- **Try it**
All of the data needs to be repeated exactly.

### Data shown ###

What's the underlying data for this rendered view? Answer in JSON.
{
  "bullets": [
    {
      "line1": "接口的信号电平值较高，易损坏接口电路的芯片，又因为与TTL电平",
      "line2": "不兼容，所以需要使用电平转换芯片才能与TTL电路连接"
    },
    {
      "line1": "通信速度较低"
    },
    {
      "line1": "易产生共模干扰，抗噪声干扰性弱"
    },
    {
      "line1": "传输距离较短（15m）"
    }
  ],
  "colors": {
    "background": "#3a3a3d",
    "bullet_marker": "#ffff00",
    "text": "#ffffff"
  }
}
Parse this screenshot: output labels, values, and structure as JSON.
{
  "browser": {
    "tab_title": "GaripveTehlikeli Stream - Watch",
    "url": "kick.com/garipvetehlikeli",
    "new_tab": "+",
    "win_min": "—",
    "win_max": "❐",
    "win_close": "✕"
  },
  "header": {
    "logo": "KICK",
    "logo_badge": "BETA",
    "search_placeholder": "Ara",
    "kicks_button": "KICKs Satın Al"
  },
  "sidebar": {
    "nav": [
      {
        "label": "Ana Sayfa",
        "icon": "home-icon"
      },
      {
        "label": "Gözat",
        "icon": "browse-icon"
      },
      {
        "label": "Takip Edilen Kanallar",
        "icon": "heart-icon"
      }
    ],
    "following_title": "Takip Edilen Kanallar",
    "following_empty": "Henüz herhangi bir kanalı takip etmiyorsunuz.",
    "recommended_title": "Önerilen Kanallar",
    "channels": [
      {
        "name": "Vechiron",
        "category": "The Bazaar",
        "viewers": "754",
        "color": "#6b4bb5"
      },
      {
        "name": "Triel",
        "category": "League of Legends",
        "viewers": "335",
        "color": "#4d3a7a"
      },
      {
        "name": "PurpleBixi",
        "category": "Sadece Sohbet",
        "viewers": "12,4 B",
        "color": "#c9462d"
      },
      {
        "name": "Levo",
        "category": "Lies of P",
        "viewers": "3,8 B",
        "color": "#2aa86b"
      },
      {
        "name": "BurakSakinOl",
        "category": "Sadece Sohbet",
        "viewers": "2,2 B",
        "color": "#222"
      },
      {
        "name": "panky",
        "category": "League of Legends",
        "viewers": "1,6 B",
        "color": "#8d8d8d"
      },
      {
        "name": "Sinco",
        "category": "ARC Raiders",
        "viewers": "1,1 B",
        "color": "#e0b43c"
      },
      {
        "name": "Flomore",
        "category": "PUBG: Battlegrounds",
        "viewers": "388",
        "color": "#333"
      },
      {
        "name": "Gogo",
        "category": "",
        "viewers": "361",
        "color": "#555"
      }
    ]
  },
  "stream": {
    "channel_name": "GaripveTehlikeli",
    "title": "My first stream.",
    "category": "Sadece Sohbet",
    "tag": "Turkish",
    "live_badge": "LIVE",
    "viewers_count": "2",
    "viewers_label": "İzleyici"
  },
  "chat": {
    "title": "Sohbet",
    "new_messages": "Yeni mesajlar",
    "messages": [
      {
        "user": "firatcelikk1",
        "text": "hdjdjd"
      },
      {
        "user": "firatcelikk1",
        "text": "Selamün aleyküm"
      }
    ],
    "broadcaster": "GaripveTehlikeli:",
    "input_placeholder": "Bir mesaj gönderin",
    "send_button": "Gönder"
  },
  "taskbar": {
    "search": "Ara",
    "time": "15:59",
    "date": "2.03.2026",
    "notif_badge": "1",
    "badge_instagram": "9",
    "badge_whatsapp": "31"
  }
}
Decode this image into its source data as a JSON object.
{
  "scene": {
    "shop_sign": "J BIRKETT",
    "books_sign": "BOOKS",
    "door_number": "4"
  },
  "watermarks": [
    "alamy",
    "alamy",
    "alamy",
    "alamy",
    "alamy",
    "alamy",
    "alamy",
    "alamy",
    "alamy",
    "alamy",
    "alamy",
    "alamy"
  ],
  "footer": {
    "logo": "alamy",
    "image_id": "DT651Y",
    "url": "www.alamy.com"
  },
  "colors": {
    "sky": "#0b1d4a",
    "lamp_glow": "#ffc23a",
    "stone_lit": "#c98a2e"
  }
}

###

- **Exercise output**
What's the underlying data for this rendered view? Answer in JSON.
{
  "bullets": [
    {
      "line1": "接口的信号电平值较高，易损坏接口电路的芯片，又因为与TTL电平",
      "line2": "不兼容，所以需要使用电平转换芯片才能与TTL电路连接"
    },
    {
      "line1": "通信速度较低"
    },
    {
      "line1": "易产生共模干扰，抗噪声干扰性弱"
    },
    {
      "line1": "传输距离较短（15m）"
    }
  ],
  "colors": {
    "background": "#3a3a3d",
    "bullet_marker": "#ffff00",
    "text": "#ffffff"
  }
}
Parse this screenshot: output labels, values, and structure as JSON.
{
  "browser": {
    "tab_title": "GaripveTehlikeli Stream - Watch",
    "url": "kick.com/garipvetehlikeli",
    "new_tab": "+",
    "win_min": "—",
    "win_max": "❐",
    "win_close": "✕"
  },
  "header": {
    "logo": "KICK",
    "logo_badge": "BETA",
    "search_placeholder": "Ara",
    "kicks_button": "KICKs Satın Al"
  },
  "sidebar": {
    "nav": [
      {
        "label": "Ana Sayfa",
        "icon": "home-icon"
      },
      {
        "label": "Gözat",
        "icon": "browse-icon"
      },
      {
        "label": "Takip Edilen Kanallar",
        "icon": "heart-icon"
      }
    ],
    "following_title": "Takip Edilen Kanallar",
    "following_empty": "Henüz herhangi bir kanalı takip etmiyorsunuz.",
    "recommended_title": "Önerilen Kanallar",
    "channels": [
      {
        "name": "Vechiron",
        "category": "The Bazaar",
        "viewers": "754",
        "color": "#6b4bb5"
      },
      {
        "name": "Triel",
        "category": "League of Legends",
        "viewers": "335",
        "color": "#4d3a7a"
      },
      {
        "name": "PurpleBixi",
        "category": "Sadece Sohbet",
        "viewers": "12,4 B",
        "color": "#c9462d"
      },
      {
        "name": "Levo",
        "category": "Lies of P",
        "viewers": "3,8 B",
        "color": "#2aa86b"
      },
      {
        "name": "BurakSakinOl",
        "category": "Sadece Sohbet",
        "viewers": "2,2 B",
        "color": "#222"
      },
      {
        "name": "panky",
        "category": "League of Legends",
        "viewers": "1,6 B",
        "color": "#8d8d8d"
      },
      {
        "name": "Sinco",
        "category": "ARC Raiders",
        "viewers": "1,1 B",
        "color": "#e0b43c"
      },
      {
        "name": "Flomore",
        "category": "PUBG: Battlegrounds",
        "viewers": "388",
        "color": "#333"
      },
      {
        "name": "Gogo",
        "category": "",
        "viewers": "361",
        "color": "#555"
      }
    ]
  },
  "stream": {
    "channel_name": "GaripveTehlikeli",
    "title": "My first stream.",
    "category": "Sadece Sohbet",
    "tag": "Turkish",
    "live_badge": "LIVE",
    "viewers_count": "2",
    "viewers_label": "İzleyici"
  },
  "chat": {
    "title": "Sohbet",
    "new_messages": "Yeni mesajlar",
    "messages": [
      {
        "user": "firatcelikk1",
        "text": "hdjdjd"
      },
      {
        "user": "firatcelikk1",
        "text": "Selamün aleyküm"
      }
    ],
    "broadcaster": "GaripveTehlikeli:",
    "input_placeholder": "Bir mesaj gönderin",
    "send_button": "Gönder"
  },
  "taskbar": {
    "search": "Ara",
    "time": "15:59",
    "date": "2.03.2026",
    "notif_badge": "1",
    "badge_instagram": "9",
    "badge_whatsapp": "31"
  }
}
Decode this image into its source data as a JSON object.
{
  "scene": {
    "shop_sign": "J BIRKETT",
    "books_sign": "BOOKS",
    "door_number": "4"
  },
  "watermarks": [
    "alamy",
    "alamy",
    "alamy",
    "alamy",
    "alamy",
    "alamy",
    "alamy",
    "alamy",
    "alamy",
    "alamy",
    "alamy",
    "alamy"
  ],
  "footer": {
    "logo": "alamy",
    "image_id": "DT651Y",
    "url": "www.alamy.com"
  },
  "colors": {
    "sky": "#0b1d4a",
    "lamp_glow": "#ffc23a",
    "stone_lit": "#c98a2e"
  }
}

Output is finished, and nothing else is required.